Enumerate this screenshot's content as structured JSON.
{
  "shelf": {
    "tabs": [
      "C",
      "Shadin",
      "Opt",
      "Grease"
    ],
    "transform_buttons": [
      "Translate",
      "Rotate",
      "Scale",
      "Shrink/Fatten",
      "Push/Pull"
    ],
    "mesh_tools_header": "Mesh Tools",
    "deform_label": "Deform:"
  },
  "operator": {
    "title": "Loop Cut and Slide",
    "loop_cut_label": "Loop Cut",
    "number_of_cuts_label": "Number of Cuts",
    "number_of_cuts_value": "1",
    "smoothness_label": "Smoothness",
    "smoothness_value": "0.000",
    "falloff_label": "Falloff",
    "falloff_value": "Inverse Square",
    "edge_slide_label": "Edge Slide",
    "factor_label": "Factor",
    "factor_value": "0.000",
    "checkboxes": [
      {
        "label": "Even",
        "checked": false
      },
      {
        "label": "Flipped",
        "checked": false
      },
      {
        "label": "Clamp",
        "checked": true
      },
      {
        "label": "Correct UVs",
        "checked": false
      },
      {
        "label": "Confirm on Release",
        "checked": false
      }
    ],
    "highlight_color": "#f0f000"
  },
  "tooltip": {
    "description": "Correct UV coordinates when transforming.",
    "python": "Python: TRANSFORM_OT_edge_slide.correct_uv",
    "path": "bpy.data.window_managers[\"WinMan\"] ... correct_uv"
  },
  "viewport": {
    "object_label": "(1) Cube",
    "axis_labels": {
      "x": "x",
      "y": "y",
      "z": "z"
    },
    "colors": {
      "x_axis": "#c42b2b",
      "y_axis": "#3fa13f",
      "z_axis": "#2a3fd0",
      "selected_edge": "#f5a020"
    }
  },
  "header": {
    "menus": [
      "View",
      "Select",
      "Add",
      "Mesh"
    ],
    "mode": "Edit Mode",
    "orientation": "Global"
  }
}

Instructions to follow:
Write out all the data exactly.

Task answer:
Enumerate this screenshot's content as structured JSON.
{
  "shelf": {
    "tabs": [
      "C",
      "Shadin",
      "Opt",
      "Grease"
    ],
    "transform_buttons": [
      "Translate",
      "Rotate",
      "Scale",
      "Shrink/Fatten",
      "Push/Pull"
    ],
    "mesh_tools_header": "Mesh Tools",
    "deform_label": "Deform:"
  },
  "operator": {
    "title": "Loop Cut and Slide",
    "loop_cut_label": "Loop Cut",
    "number_of_cuts_label": "Number of Cuts",
    "number_of_cuts_value": "1",
    "smoothness_label": "Smoothness",
    "smoothness_value": "0.000",
    "falloff_label": "Falloff",
    "falloff_value": "Inverse Square",
    "edge_slide_label": "Edge Slide",
    "factor_label": "Factor",
    "factor_value": "0.000",
    "checkboxes": [
      {
        "label": "Even",
        "checked": false
      },
      {
        "label": "Flipped",
        "checked": false
      },
      {
        "label": "Clamp",
        "checked": true
      },
      {
        "label": "Correct UVs",
        "checked": false
      },
      {
        "label": "Confirm on Release",
        "checked": false
      }
    ],
    "highlight_color": "#f0f000"
  },
  "tooltip": {
    "description": "Correct UV coordinates when transforming.",
    "python": "Python: TRANSFORM_OT_edge_slide.correct_uv",
    "path": "bpy.data.window_managers[\"WinMan\"] ... correct_uv"
  },
  "viewport": {
    "object_label": "(1) Cube",
    "axis_labels": {
      "x": "x",
      "y": "y",
      "z": "z"
    },
    "colors": {
      "x_axis": "#c42b2b",
      "y_axis": "#3fa13f",
      "z_axis": "#2a3fd0",
      "selected_edge": "#f5a020"
    }
  },
  "header": {
    "menus": [
      "View",
      "Select",
      "Add",
      "Mesh"
    ],
    "mode": "Edit Mode",
    "orientation": "Global"
  }
}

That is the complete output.